- **What you have to do**
Please set down every record exactly as it appears below.

- **Provided information**
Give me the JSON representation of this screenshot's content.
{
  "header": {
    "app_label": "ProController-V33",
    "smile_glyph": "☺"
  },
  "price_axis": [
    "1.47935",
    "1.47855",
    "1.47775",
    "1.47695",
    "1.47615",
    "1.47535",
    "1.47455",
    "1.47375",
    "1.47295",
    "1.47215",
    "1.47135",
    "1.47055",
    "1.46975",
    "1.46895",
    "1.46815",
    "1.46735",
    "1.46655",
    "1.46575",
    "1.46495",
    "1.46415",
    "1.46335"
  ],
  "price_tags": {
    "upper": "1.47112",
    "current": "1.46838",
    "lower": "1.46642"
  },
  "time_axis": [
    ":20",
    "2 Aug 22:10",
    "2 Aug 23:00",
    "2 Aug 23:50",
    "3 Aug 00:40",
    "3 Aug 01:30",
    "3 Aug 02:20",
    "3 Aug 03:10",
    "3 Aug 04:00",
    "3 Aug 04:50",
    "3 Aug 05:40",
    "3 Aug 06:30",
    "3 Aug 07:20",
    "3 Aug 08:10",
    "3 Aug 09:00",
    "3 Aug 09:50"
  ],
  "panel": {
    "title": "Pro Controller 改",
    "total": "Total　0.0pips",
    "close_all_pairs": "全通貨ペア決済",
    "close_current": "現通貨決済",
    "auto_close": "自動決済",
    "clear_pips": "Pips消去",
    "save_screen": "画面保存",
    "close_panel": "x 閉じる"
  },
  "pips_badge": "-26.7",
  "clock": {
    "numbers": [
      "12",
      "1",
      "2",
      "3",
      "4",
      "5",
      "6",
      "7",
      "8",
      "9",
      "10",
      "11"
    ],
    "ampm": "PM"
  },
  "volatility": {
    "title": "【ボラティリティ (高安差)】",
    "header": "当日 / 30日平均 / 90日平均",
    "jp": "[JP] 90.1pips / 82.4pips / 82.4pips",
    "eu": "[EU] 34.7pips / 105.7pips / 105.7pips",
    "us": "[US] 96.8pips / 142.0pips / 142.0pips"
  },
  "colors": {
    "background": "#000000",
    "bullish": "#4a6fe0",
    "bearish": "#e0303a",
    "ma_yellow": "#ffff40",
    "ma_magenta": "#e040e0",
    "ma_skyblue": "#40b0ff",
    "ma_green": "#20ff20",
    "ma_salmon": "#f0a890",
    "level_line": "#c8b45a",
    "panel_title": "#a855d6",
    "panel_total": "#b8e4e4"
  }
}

- **Exercise answer**
Give me the JSON representation of this screenshot's content.
{
  "header": {
    "app_label": "ProController-V33",
    "smile_glyph": "☺"
  },
  "price_axis": [
    "1.47935",
    "1.47855",
    "1.47775",
    "1.47695",
    "1.47615",
    "1.47535",
    "1.47455",
    "1.47375",
    "1.47295",
    "1.47215",
    "1.47135",
    "1.47055",
    "1.46975",
    "1.46895",
    "1.46815",
    "1.46735",
    "1.46655",
    "1.46575",
    "1.46495",
    "1.46415",
    "1.46335"
  ],
  "price_tags": {
    "upper": "1.47112",
    "current": "1.46838",
    "lower": "1.46642"
  },
  "time_axis": [
    ":20",
    "2 Aug 22:10",
    "2 Aug 23:00",
    "2 Aug 23:50",
    "3 Aug 00:40",
    "3 Aug 01:30",
    "3 Aug 02:20",
    "3 Aug 03:10",
    "3 Aug 04:00",
    "3 Aug 04:50",
    "3 Aug 05:40",
    "3 Aug 06:30",
    "3 Aug 07:20",
    "3 Aug 08:10",
    "3 Aug 09:00",
    "3 Aug 09:50"
  ],
  "panel": {
    "title": "Pro Controller 改",
    "total": "Total　0.0pips",
    "close_all_pairs": "全通貨ペア決済",
    "close_current": "現通貨決済",
    "auto_close": "自動決済",
    "clear_pips": "Pips消去",
    "save_screen": "画面保存",
    "close_panel": "x 閉じる"
  },
  "pips_badge": "-26.7",
  "clock": {
    "numbers": [
      "12",
      "1",
      "2",
      "3",
      "4",
      "5",
      "6",
      "7",
      "8",
      "9",
      "10",
      "11"
    ],
    "ampm": "PM"
  },
  "volatility": {
    "title": "【ボラティリティ (高安差)】",
    "header": "当日 / 30日平均 / 90日平均",
    "jp": "[JP] 90.1pips / 82.4pips / 82.4pips",
    "eu": "[EU] 34.7pips / 105.7pips / 105.7pips",
    "us": "[US] 96.8pips / 142.0pips / 142.0pips"
  },
  "colors": {
    "background": "#000000",
    "bullish": "#4a6fe0",
    "bearish": "#e0303a",
    "ma_yellow": "#ffff40",
    "ma_magenta": "#e040e0",
    "ma_skyblue": "#40b0ff",
    "ma_green": "#20ff20",
    "ma_salmon": "#f0a890",
    "level_line": "#c8b45a",
    "panel_title": "#a855d6",
    "panel_total": "#b8e4e4"
  }
}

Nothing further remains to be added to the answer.